Listen To You Tell Me Texas Friday 9/18/15
So far, so good as far as I’m concerned with respect to the GOP presidential debates. We have thus far been spared the Republican Clown Car of four years ago. There have been no “oops” moments. If the writers at Saturday Night Live were gleefully awaiting a rich source of new material, they have so far been disappointed.
Every candidate on the stage Wednesday night at the Reagan Library in Simi Valley, California would be preferable to Hillary Clinton. To a person, the candidates envision an America that can and will do better with the right leadership and they are for the most part doing a good job of saying so. It’s refreshing.
Yet something is still missing for me. What I’m not hearing from any candidate is what he or she will do concerning the fourth branch of government – the branch that is nowhere mentioned in the Constitution yet which holds more sway over everyday life in America than Congress or the president.
The fourth branch is, of course, the massive federal bureaucracy. Elections don’t matter to the fourth branch. With each successive administration – Democratic and Republican – the fourth branch gets bigger.
There is almost literally no part of daily life of any American anywhere that is not subject to some sort of federal oversight. Do you want to remodel your bathroom? You’ll need federally-approved shower heads and toilets. Does your business need to add a simple warehouse? You’ll need to make sure that it is designed with page upon page of ADA regulations taken into account. Do you own rural land? Be extremely careful that you don’t run afoul of the EPA’s hyper-aggressive interpretation of the Clean Water Act.
No federal agency ever gets smaller. None ever relinquishes power. Politicians come and go but bureaucrats are forever – and they know it. They have no regard for elections because they have no accountability to those that we elect.
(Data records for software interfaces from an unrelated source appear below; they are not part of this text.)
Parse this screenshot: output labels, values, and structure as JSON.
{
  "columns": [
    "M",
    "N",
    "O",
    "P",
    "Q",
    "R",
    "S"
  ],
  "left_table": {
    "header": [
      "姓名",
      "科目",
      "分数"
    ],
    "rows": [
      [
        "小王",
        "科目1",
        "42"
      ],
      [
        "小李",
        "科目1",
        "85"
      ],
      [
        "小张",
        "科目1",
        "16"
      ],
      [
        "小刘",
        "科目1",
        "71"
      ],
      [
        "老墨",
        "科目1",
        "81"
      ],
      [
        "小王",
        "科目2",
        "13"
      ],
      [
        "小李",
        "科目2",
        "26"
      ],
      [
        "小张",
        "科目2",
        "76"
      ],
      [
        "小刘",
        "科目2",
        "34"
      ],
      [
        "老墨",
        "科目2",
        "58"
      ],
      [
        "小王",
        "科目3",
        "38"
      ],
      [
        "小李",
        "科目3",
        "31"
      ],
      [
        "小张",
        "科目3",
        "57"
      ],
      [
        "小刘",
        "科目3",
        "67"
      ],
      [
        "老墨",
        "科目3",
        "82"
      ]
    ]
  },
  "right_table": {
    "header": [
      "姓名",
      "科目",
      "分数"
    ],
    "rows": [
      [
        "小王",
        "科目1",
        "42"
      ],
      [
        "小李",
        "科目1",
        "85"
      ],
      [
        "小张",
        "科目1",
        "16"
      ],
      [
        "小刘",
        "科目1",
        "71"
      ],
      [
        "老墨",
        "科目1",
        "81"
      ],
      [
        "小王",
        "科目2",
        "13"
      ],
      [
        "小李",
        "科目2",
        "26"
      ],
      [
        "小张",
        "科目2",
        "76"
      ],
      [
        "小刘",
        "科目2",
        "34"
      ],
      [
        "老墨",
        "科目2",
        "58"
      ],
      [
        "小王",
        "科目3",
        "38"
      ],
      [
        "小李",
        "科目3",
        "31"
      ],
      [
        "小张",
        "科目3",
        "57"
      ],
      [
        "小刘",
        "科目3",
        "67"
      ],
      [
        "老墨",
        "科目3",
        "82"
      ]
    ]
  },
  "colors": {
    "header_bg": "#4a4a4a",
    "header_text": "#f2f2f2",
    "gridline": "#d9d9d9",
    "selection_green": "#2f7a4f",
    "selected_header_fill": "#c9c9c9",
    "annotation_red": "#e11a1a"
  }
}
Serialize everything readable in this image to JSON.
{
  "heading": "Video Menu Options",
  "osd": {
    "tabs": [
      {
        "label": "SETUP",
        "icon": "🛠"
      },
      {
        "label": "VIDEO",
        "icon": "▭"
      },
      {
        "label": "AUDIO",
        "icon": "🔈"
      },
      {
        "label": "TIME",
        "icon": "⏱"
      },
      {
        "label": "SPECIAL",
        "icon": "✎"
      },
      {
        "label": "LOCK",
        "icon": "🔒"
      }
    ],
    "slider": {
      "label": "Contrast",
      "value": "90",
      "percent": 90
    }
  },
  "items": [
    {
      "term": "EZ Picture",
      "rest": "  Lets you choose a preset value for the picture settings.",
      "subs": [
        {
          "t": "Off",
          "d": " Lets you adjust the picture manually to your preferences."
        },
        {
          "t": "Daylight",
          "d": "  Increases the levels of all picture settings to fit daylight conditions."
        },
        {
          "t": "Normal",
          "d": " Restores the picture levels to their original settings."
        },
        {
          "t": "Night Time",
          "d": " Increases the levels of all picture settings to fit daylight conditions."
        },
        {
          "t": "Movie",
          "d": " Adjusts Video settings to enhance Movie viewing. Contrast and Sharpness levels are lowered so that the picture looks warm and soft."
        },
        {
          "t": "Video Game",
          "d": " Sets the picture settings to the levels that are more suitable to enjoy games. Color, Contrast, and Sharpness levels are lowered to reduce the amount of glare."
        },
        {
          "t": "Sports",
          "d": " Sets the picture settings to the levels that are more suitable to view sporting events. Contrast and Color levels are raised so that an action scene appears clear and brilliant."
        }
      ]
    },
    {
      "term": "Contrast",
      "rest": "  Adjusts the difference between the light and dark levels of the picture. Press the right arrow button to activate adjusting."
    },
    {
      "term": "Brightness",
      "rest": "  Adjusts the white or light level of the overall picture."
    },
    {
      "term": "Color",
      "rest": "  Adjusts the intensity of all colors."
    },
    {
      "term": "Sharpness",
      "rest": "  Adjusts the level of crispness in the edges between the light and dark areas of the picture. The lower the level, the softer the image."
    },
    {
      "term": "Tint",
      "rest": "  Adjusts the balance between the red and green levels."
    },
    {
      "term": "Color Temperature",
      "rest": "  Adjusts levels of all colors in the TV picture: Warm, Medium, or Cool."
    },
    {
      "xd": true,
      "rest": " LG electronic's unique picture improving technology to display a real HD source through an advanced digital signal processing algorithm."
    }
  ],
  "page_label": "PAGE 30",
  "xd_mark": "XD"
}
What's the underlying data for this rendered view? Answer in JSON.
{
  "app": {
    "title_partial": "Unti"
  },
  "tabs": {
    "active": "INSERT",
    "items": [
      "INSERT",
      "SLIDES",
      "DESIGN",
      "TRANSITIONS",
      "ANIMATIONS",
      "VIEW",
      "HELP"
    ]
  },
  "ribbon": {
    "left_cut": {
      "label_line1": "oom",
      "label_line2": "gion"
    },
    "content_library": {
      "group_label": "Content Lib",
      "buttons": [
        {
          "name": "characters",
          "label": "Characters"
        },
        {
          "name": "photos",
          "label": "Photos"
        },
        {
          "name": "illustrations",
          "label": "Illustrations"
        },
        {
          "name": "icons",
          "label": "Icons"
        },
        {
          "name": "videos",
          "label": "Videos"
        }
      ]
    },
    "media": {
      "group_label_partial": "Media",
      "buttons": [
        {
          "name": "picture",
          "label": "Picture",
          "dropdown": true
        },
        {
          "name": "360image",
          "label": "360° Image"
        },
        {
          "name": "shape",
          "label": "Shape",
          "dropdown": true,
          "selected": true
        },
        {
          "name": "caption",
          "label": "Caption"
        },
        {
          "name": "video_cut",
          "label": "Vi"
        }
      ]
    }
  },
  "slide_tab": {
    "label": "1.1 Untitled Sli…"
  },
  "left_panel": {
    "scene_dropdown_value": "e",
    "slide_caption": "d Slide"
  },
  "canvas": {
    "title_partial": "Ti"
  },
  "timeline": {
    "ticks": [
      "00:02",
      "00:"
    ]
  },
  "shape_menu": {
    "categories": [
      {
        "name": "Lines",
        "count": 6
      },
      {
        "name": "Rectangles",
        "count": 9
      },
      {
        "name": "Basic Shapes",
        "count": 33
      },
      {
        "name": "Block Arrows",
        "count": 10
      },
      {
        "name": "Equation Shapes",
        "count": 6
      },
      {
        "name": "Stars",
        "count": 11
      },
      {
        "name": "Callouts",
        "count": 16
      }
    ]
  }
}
You can vote your congressman out of office. But federal employees are all but impossible to get rid of, no matter how lazy, incompetent or abusive.
The ever-increasing federal payroll is stifling business creation, job growth, innovation, risk-taking and, ultimately, individual freedom. The steady increase in the number of federal employees with regulatory authority over ordinary citizens poses at least as big a threat to prosperity as does terrorism or the national debt.
Shrinking the federal bureaucracy is a formidable challenge – perhaps more formidable than defeating ISIS. No, that’s not hyperbole. The fourth branch is so deeply entrenched, so thoroughly cosseted and so vigorously protected by Democrats and unions that it can effectively resist most efforts to rein it in.
Nevertheless, if the next president wants to be remembered like Ronald Reagan – and have some future Republican debate held in his or her presidential library – he or she will take this challenge on with an unshakable resolve to prevail, whatever the cost.
If the next president really wants a legacy, bringing the federal bureaucracy to heel would be a good way to get it.